Return a copy of every line in the records that includes the word "from".

Provided entries:
Start of Block

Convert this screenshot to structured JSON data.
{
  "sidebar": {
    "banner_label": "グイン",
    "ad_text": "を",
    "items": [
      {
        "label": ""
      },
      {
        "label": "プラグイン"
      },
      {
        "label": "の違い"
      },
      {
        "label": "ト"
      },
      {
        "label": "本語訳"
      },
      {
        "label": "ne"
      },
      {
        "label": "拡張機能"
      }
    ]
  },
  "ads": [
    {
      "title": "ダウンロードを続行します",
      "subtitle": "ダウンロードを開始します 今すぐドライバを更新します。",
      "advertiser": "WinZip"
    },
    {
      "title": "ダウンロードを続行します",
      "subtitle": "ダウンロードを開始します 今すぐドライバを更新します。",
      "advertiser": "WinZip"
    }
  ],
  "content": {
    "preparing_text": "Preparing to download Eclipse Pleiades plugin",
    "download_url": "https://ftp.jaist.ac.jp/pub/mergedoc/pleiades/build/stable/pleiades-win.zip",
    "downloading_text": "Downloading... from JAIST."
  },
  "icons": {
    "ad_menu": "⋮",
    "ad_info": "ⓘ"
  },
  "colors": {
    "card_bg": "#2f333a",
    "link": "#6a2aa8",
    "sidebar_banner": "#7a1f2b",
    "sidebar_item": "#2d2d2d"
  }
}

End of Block
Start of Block

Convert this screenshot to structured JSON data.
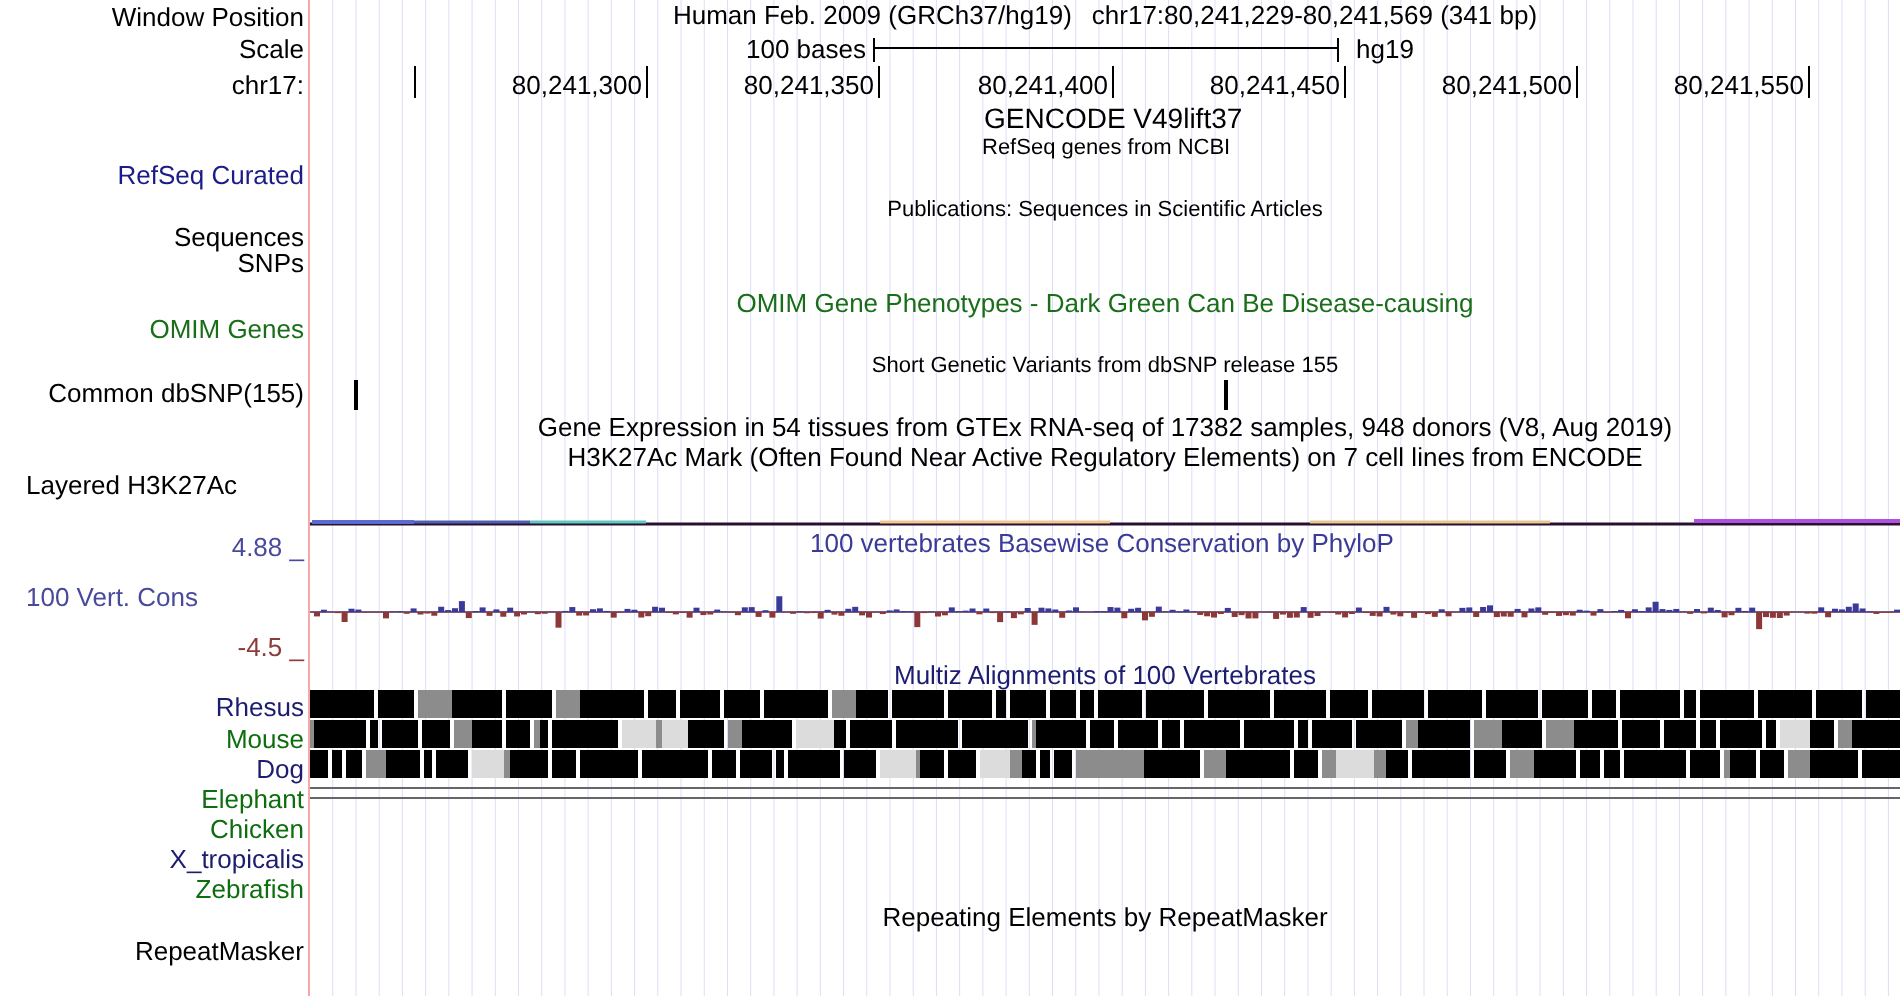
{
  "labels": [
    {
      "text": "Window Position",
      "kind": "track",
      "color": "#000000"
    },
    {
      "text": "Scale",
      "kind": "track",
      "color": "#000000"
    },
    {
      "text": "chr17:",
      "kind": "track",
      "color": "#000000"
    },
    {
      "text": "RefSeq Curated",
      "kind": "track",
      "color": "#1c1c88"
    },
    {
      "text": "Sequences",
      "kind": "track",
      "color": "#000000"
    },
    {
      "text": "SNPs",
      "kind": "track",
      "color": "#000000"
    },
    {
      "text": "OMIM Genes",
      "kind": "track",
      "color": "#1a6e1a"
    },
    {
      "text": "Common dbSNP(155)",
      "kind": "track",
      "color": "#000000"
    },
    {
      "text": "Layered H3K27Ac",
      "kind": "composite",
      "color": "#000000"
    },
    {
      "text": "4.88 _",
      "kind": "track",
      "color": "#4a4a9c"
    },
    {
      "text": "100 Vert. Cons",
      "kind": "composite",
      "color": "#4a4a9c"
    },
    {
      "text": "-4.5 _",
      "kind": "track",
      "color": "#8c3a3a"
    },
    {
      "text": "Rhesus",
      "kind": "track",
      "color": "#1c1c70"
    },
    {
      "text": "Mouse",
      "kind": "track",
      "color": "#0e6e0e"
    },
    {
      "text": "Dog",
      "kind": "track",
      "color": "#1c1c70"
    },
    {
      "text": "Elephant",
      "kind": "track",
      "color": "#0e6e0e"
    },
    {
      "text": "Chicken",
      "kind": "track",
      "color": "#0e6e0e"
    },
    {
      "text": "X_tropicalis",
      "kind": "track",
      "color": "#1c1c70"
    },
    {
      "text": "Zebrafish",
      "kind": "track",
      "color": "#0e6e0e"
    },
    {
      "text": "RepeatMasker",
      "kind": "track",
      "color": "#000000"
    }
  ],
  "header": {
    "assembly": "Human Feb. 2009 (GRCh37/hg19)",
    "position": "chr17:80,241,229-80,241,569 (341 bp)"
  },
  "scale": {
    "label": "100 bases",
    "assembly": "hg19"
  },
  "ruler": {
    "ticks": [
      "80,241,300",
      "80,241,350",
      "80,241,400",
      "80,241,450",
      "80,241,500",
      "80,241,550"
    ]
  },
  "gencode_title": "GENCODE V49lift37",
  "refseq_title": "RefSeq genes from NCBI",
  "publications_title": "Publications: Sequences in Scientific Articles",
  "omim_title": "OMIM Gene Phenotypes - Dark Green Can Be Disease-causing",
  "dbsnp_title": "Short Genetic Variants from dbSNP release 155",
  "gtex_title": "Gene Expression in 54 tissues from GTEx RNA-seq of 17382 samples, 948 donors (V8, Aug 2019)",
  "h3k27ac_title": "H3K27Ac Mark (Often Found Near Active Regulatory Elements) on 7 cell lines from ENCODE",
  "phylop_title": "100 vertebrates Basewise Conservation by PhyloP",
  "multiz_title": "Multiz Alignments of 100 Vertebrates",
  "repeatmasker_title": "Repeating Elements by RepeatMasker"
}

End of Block
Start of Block

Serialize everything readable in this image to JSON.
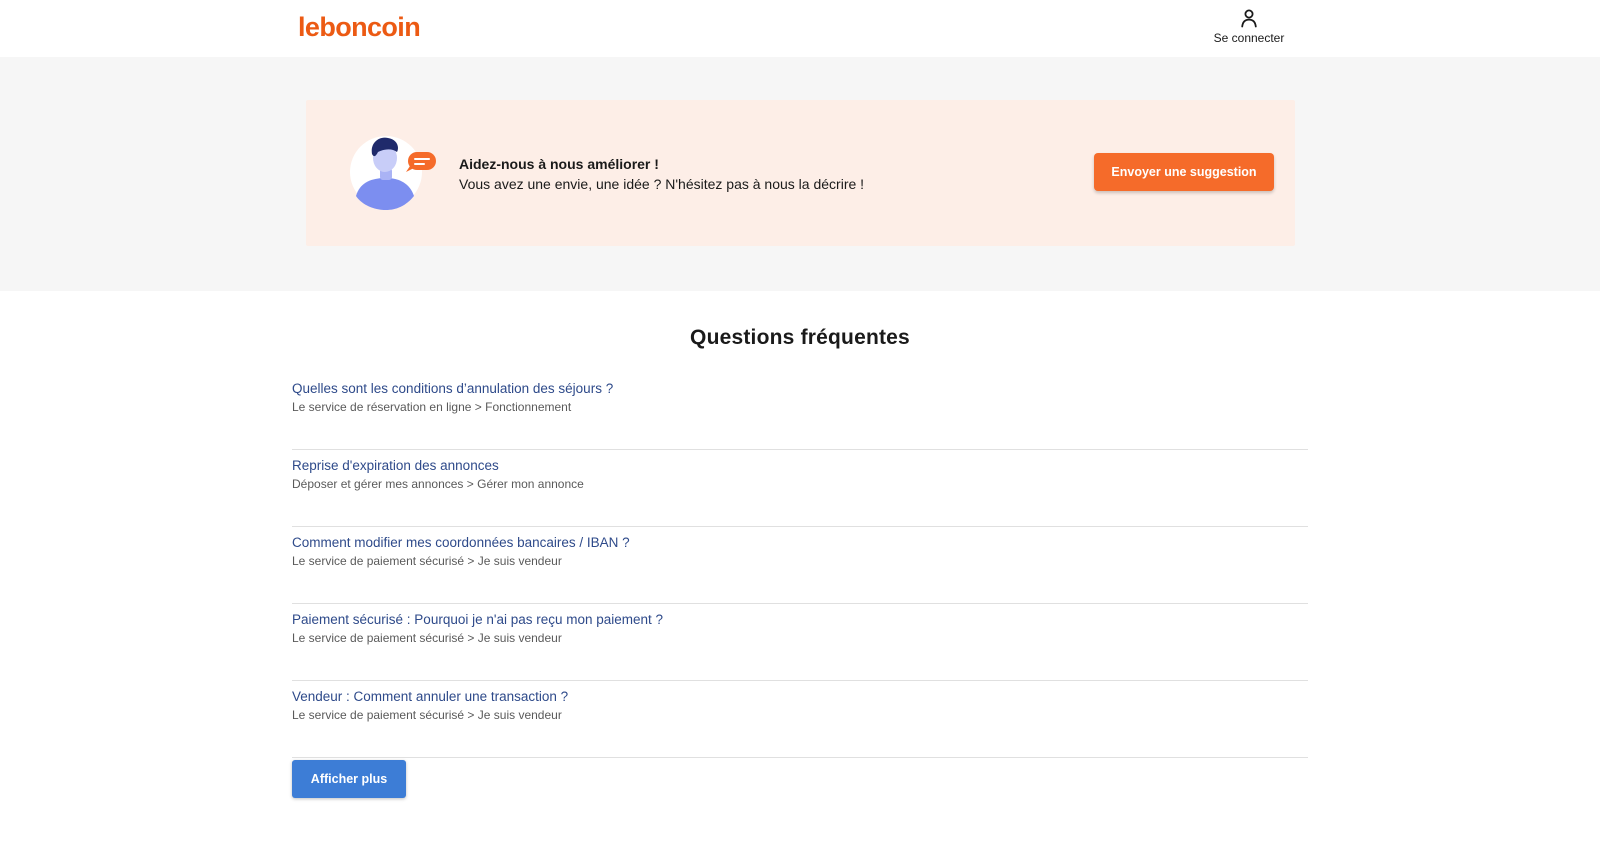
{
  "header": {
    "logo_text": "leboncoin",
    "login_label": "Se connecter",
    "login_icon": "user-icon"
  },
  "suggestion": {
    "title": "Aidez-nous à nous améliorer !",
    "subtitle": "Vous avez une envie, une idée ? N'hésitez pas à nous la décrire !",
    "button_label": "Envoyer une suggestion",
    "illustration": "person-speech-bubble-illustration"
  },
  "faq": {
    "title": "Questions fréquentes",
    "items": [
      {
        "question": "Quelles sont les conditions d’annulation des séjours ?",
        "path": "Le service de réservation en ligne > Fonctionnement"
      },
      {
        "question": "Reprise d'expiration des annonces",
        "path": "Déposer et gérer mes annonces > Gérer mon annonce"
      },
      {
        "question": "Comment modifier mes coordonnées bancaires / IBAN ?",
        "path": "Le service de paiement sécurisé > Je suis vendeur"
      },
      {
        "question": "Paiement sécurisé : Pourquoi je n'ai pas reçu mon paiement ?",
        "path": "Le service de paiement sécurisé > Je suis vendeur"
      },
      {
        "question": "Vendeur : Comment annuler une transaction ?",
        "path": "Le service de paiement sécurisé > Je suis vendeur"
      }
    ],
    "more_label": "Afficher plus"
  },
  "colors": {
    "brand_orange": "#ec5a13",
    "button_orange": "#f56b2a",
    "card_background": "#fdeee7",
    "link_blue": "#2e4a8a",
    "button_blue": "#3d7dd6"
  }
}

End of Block

Task result:
    "downloading_text": "Downloading... from JAIST."
  "refseq_title": "RefSeq genes from NCBI",
  "dbsnp_title": "Short Genetic Variants from dbSNP release 155",
  "gtex_title": "Gene Expression in 54 tissues from GTEx RNA-seq of 17382 samples, 948 donors (V8, Aug 2019)",
  "h3k27ac_title": "H3K27Ac Mark (Often Found Near Active Regulatory Elements) on 7 cell lines from ENCODE",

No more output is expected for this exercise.